Task instructions.
Across the whole listing, state how many lines include "Console". Add nothing to that number.

=== Provided material ===

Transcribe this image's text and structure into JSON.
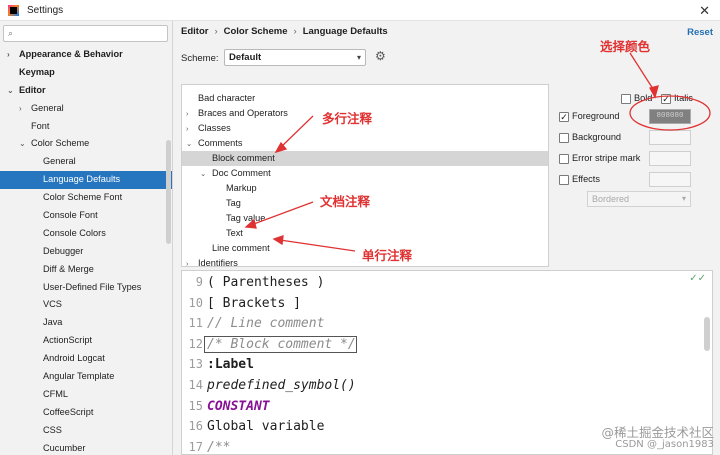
{
  "window": {
    "title": "Settings"
  },
  "search": {
    "value": "",
    "placeholder": ""
  },
  "sidebar": {
    "items": [
      {
        "label": "Appearance & Behavior",
        "level": 0,
        "arrow": "›",
        "bold": true
      },
      {
        "label": "Keymap",
        "level": 0,
        "arrow": "",
        "bold": true
      },
      {
        "label": "Editor",
        "level": 0,
        "arrow": "⌄",
        "bold": true
      },
      {
        "label": "General",
        "level": 1,
        "arrow": "›"
      },
      {
        "label": "Font",
        "level": 1,
        "arrow": ""
      },
      {
        "label": "Color Scheme",
        "level": 1,
        "arrow": "⌄"
      },
      {
        "label": "General",
        "level": 2,
        "arrow": ""
      },
      {
        "label": "Language Defaults",
        "level": 2,
        "arrow": "",
        "selected": true
      },
      {
        "label": "Color Scheme Font",
        "level": 2,
        "arrow": ""
      },
      {
        "label": "Console Font",
        "level": 2,
        "arrow": ""
      },
      {
        "label": "Console Colors",
        "level": 2,
        "arrow": ""
      },
      {
        "label": "Debugger",
        "level": 2,
        "arrow": ""
      },
      {
        "label": "Diff & Merge",
        "level": 2,
        "arrow": ""
      },
      {
        "label": "User-Defined File Types",
        "level": 2,
        "arrow": ""
      },
      {
        "label": "VCS",
        "level": 2,
        "arrow": ""
      },
      {
        "label": "Java",
        "level": 2,
        "arrow": ""
      },
      {
        "label": "ActionScript",
        "level": 2,
        "arrow": ""
      },
      {
        "label": "Android Logcat",
        "level": 2,
        "arrow": ""
      },
      {
        "label": "Angular Template",
        "level": 2,
        "arrow": ""
      },
      {
        "label": "CFML",
        "level": 2,
        "arrow": ""
      },
      {
        "label": "CoffeeScript",
        "level": 2,
        "arrow": ""
      },
      {
        "label": "CSS",
        "level": 2,
        "arrow": ""
      },
      {
        "label": "Cucumber",
        "level": 2,
        "arrow": ""
      }
    ]
  },
  "breadcrumb": [
    "Editor",
    "Color Scheme",
    "Language Defaults"
  ],
  "breadcrumb_sep": "›",
  "reset_label": "Reset",
  "scheme": {
    "label": "Scheme:",
    "value": "Default"
  },
  "elements": [
    {
      "label": "Bad character",
      "level": 0,
      "arrow": ""
    },
    {
      "label": "Braces and Operators",
      "level": 0,
      "arrow": "›"
    },
    {
      "label": "Classes",
      "level": 0,
      "arrow": "›"
    },
    {
      "label": "Comments",
      "level": 0,
      "arrow": "⌄"
    },
    {
      "label": "Block comment",
      "level": 1,
      "arrow": "",
      "selected": true
    },
    {
      "label": "Doc Comment",
      "level": 1,
      "arrow": "⌄"
    },
    {
      "label": "Markup",
      "level": 2,
      "arrow": ""
    },
    {
      "label": "Tag",
      "level": 2,
      "arrow": ""
    },
    {
      "label": "Tag value",
      "level": 2,
      "arrow": ""
    },
    {
      "label": "Text",
      "level": 2,
      "arrow": ""
    },
    {
      "label": "Line comment",
      "level": 1,
      "arrow": ""
    },
    {
      "label": "Identifiers",
      "level": 0,
      "arrow": "›"
    }
  ],
  "attributes": {
    "bold_label": "Bold",
    "bold_checked": false,
    "italic_label": "Italic",
    "italic_checked": true,
    "foreground_label": "Foreground",
    "foreground_checked": true,
    "foreground_value": "808080",
    "background_label": "Background",
    "error_stripe_label": "Error stripe mark",
    "effects_label": "Effects",
    "effects_value": "Bordered"
  },
  "code_lines": [
    {
      "num": "9",
      "text": "( Parentheses )",
      "style": "plain"
    },
    {
      "num": "10",
      "text": "[ Brackets ]",
      "style": "plain"
    },
    {
      "num": "11",
      "text": "// Line comment",
      "style": "comment"
    },
    {
      "num": "12",
      "text": "/* Block comment */",
      "style": "block"
    },
    {
      "num": "13",
      "text": ":Label",
      "style": "label"
    },
    {
      "num": "14",
      "text": "predefined_symbol()",
      "style": "italic"
    },
    {
      "num": "15",
      "text": "CONSTANT",
      "style": "const"
    },
    {
      "num": "16",
      "text": "Global variable",
      "style": "plain"
    },
    {
      "num": "17",
      "text": "/**",
      "style": "comment"
    }
  ],
  "annotations": {
    "choose_color": "选择颜色",
    "multiline_comment": "多行注释",
    "doc_comment": "文档注释",
    "single_line_comment": "单行注释"
  },
  "watermark": {
    "line1": "@稀土掘金技术社区",
    "line2": "CSDN @_jason1983"
  },
  "colors": {
    "selection": "#2675bf",
    "annotation": "#e03232",
    "link": "#2470b3",
    "constant": "#871094",
    "comment": "#8c8c8c"
  }
}
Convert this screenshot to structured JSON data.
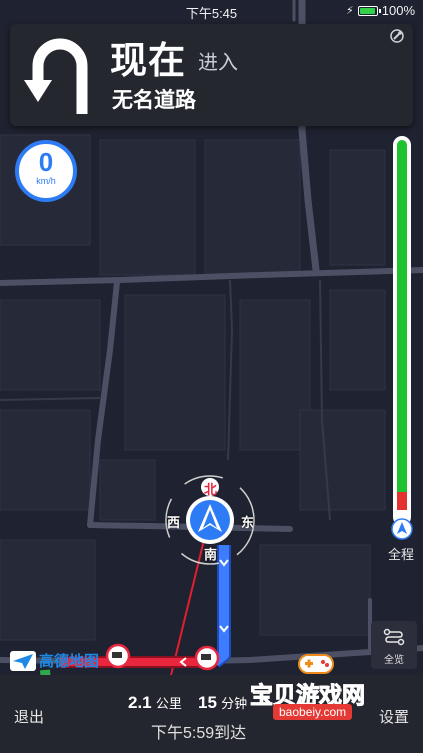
{
  "status_bar": {
    "time": "下午5:45",
    "battery": "100%",
    "battery_level": 1.0
  },
  "guidance": {
    "distance_label": "现在",
    "action": "进入",
    "road_name": "无名道路",
    "turn_icon": "u-turn-icon"
  },
  "speed": {
    "value": "0",
    "unit": "km/h"
  },
  "route_progress": {
    "label": "全程",
    "remaining_fraction": 0.9
  },
  "compass": {
    "north": "北",
    "south": "南",
    "east": "东",
    "west": "西"
  },
  "overview_button": {
    "label": "全览"
  },
  "brand": {
    "name": "高德地图"
  },
  "trip": {
    "distance_value": "2.1",
    "distance_unit": "公里",
    "time_value": "15",
    "time_unit": "分钟",
    "arrival": "下午5:59到达"
  },
  "buttons": {
    "exit": "退出",
    "settings": "设置"
  },
  "watermark": {
    "title": "宝贝游戏网",
    "url": "baobeiy.com"
  },
  "colors": {
    "route_blue": "#3d7bff",
    "route_red": "#e8263d",
    "progress_green": "#1fc330",
    "accent_blue": "#2d7cf5"
  }
}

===

Solution to the exercise.
2